Task to carry out.
What lines in the records below contain the string "icon"? Copy every one.
Material provided Start Marker
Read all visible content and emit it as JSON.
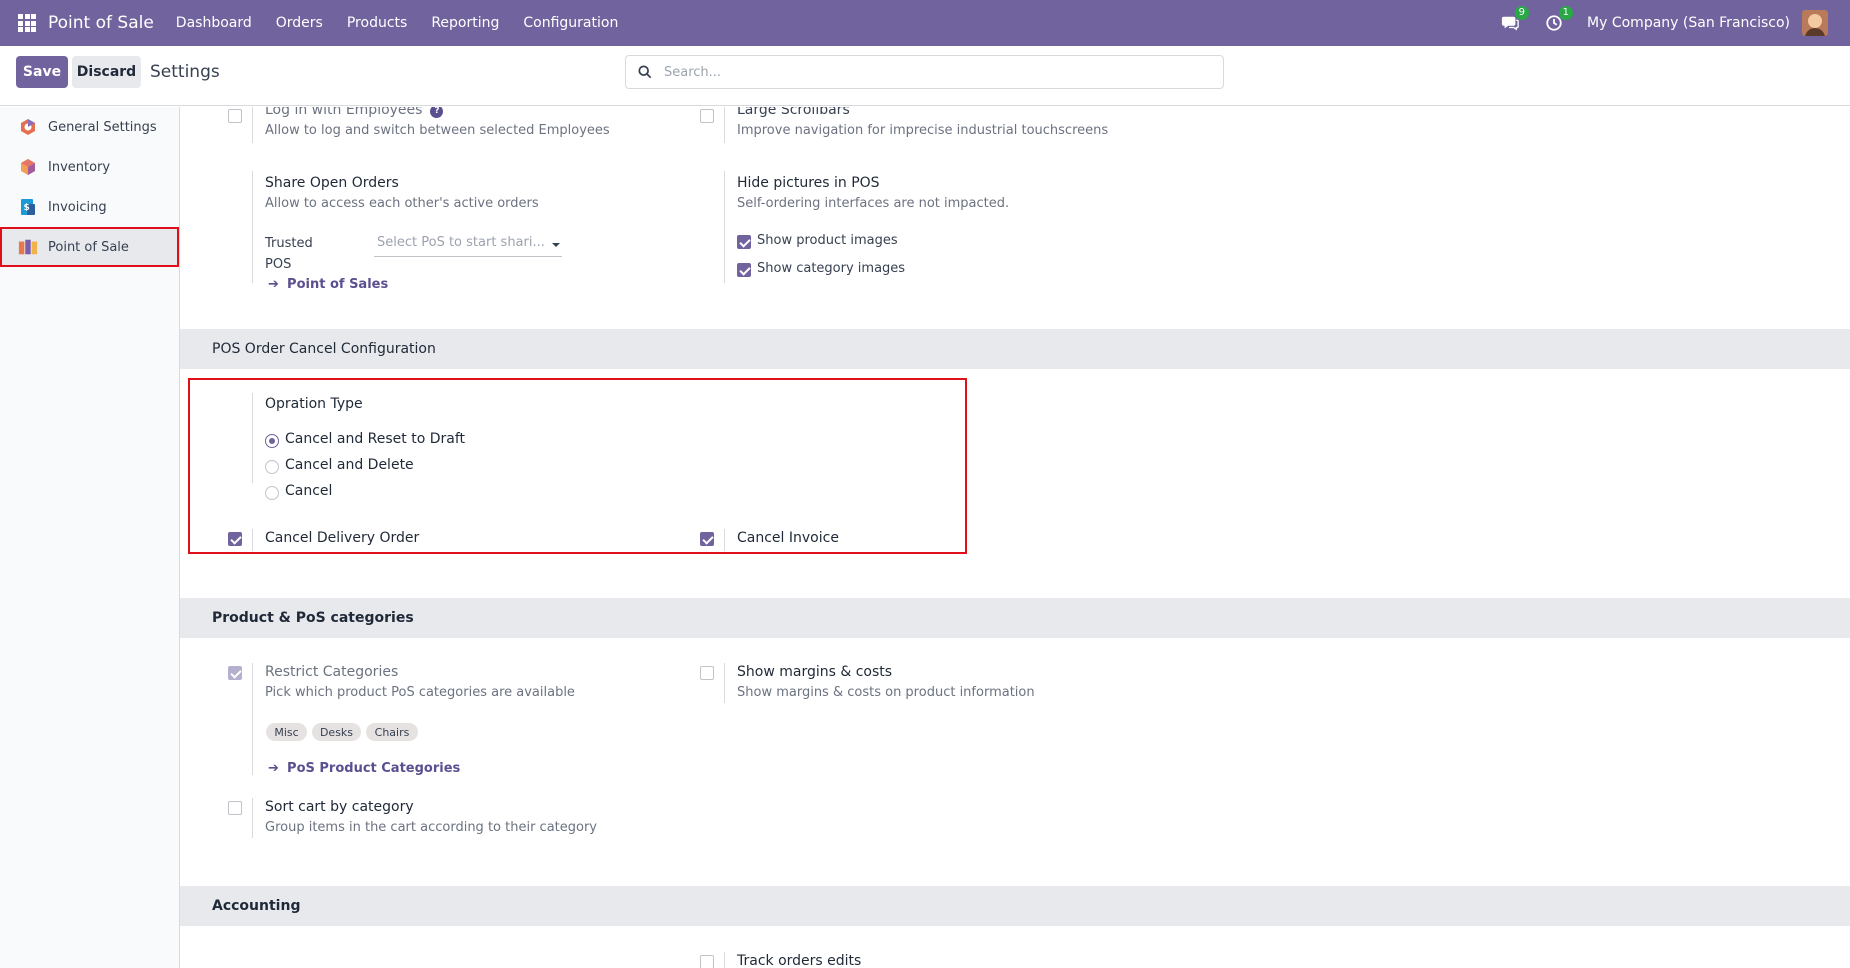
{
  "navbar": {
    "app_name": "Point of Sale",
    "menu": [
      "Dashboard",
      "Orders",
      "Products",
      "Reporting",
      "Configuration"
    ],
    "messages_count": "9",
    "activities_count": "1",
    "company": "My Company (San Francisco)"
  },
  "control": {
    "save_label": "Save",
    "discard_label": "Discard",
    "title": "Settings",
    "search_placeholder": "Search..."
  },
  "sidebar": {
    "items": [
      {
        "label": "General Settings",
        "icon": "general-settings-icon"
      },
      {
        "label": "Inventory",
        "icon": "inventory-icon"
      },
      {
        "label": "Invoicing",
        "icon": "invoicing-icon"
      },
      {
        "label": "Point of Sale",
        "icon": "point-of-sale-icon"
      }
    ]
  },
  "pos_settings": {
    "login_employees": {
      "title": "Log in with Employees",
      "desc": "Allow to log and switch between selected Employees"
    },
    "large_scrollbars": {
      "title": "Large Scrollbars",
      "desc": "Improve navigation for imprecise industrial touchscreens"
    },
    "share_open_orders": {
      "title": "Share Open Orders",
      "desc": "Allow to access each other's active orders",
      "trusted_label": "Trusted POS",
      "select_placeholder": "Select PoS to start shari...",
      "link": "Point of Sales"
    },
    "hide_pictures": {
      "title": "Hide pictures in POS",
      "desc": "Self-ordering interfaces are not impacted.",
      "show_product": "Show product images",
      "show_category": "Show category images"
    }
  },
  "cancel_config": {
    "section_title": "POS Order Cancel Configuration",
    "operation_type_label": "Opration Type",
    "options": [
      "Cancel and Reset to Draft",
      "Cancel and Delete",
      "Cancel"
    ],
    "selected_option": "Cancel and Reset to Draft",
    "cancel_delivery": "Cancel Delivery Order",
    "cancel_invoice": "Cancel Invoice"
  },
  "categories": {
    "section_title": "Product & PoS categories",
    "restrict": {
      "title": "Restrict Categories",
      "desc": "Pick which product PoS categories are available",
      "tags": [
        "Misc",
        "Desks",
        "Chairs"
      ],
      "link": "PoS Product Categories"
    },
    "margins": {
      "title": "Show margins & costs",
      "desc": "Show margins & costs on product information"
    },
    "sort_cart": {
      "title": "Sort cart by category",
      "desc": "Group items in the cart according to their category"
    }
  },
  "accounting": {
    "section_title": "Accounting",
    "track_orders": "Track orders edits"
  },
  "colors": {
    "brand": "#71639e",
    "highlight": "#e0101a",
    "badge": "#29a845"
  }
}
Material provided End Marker
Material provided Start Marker
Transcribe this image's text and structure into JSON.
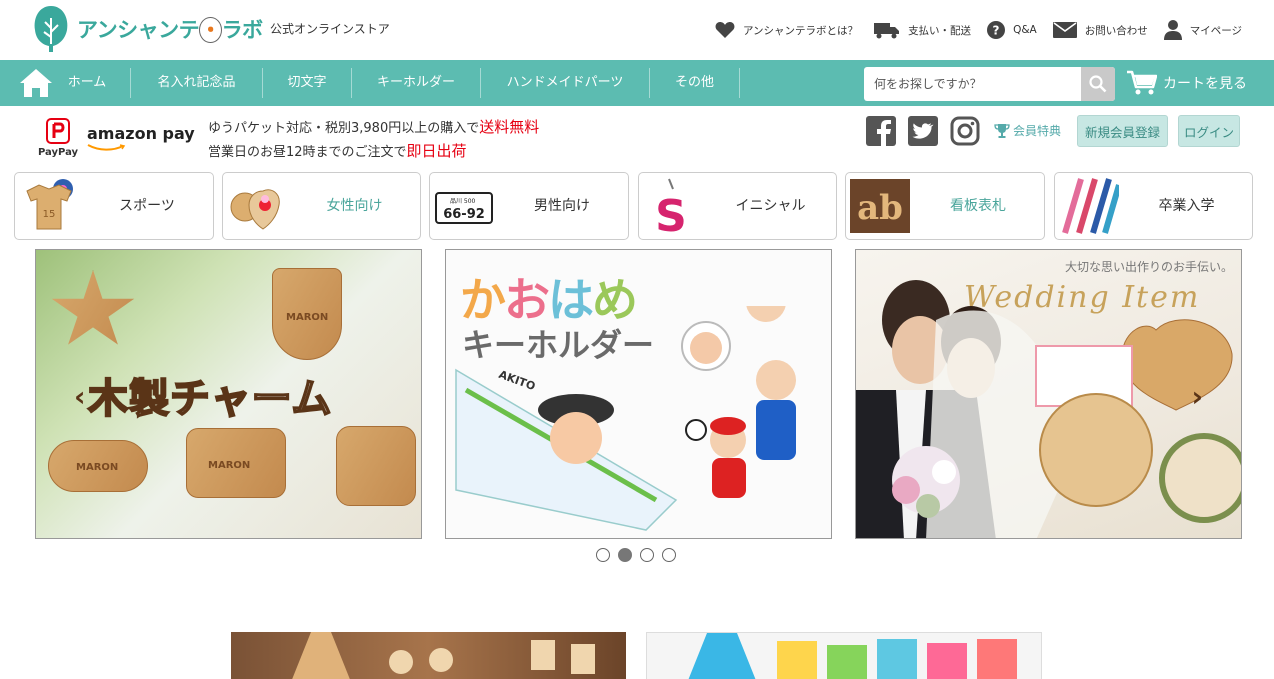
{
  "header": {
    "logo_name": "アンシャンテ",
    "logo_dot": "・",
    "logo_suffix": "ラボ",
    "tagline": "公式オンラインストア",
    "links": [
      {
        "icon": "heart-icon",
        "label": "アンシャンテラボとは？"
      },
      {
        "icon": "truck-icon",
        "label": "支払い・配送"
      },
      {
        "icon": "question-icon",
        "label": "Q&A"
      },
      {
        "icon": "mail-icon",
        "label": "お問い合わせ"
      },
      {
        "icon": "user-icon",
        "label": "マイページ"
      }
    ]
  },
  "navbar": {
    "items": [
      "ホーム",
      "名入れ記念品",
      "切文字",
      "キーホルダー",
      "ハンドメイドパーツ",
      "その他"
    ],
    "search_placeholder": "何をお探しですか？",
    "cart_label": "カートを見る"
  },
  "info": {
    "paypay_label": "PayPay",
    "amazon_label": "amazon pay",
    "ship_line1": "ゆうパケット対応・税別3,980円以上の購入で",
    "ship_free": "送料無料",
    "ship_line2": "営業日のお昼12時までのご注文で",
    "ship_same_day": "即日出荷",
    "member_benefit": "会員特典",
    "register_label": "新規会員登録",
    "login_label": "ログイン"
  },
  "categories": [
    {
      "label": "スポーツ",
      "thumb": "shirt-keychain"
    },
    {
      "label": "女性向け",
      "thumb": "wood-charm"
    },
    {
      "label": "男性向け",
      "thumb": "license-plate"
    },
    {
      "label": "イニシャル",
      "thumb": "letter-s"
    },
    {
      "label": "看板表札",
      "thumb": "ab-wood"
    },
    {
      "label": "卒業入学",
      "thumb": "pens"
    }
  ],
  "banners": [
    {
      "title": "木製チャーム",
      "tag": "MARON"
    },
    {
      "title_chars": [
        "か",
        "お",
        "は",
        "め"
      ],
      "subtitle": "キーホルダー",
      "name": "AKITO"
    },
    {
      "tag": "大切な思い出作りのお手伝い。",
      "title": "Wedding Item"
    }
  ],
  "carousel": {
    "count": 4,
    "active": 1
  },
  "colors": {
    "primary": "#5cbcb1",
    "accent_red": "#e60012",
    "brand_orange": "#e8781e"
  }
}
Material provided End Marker
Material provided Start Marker
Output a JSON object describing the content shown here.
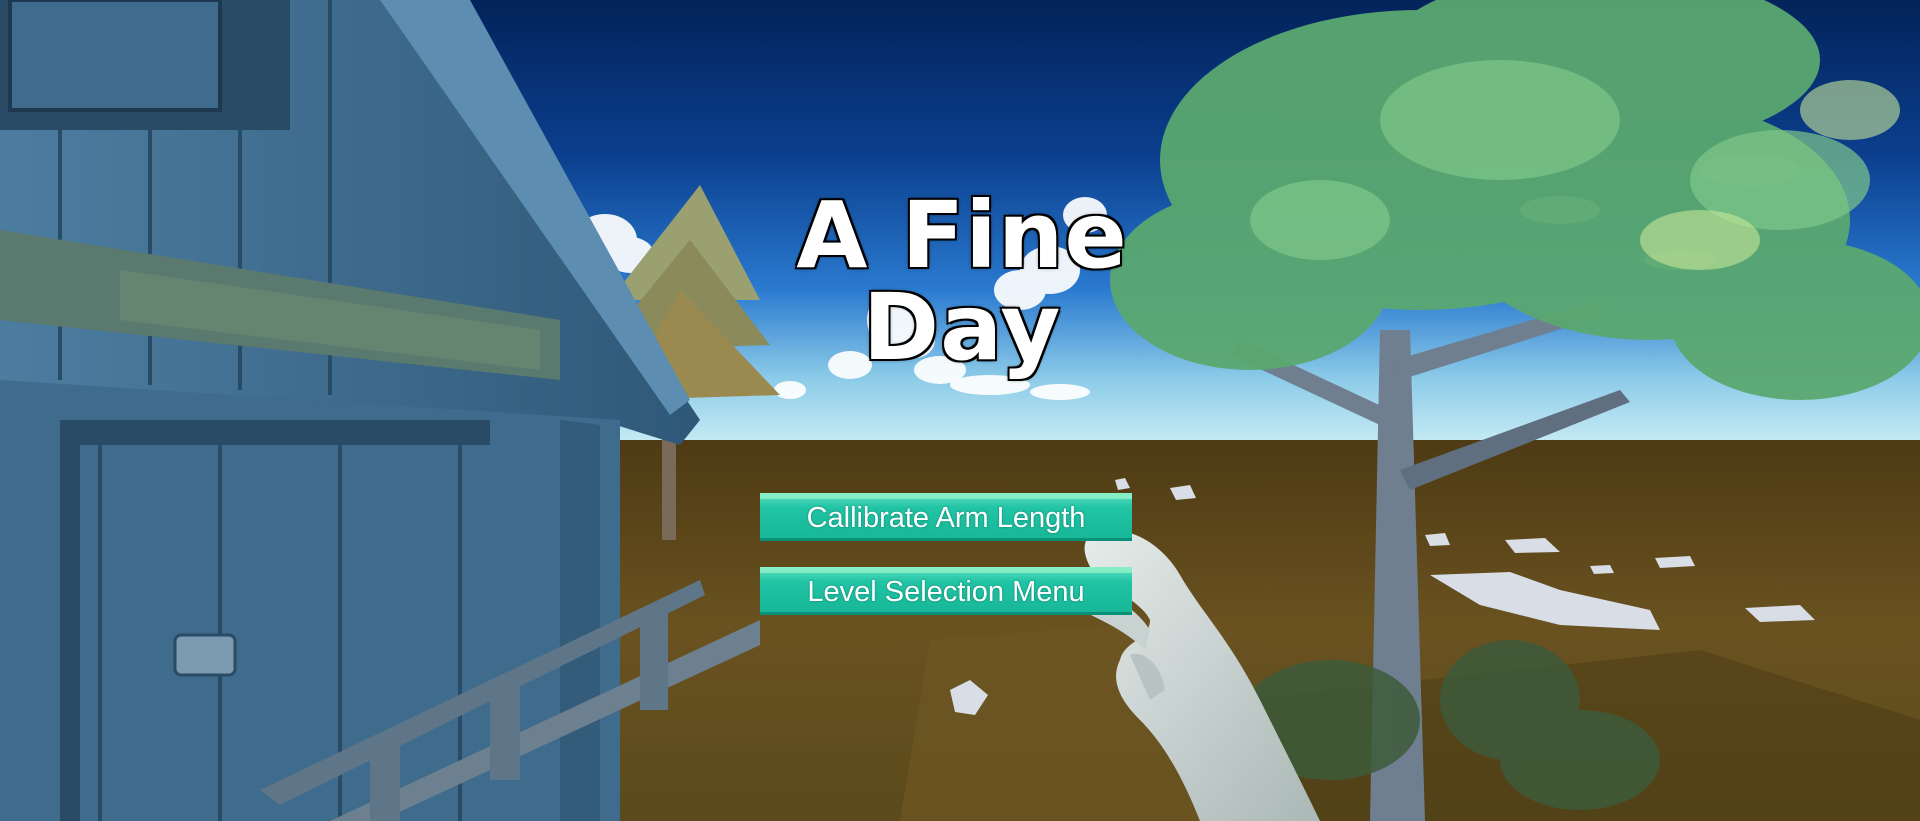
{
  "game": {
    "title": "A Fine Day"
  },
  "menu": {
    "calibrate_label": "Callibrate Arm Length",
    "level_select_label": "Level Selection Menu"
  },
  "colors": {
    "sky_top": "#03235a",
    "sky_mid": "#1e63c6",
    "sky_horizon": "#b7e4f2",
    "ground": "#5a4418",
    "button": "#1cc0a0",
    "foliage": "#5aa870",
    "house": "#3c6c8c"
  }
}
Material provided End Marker
Answer for this exercise.
        "icon": "general-settings-icon"
        "icon": "inventory-icon"
        "icon": "invoicing-icon"
        "icon": "point-of-sale-icon"
        "icon": "heart-icon",
        "icon": "truck-icon",
        "icon": "question-icon",
        "icon": "mail-icon",
        "icon": "user-icon",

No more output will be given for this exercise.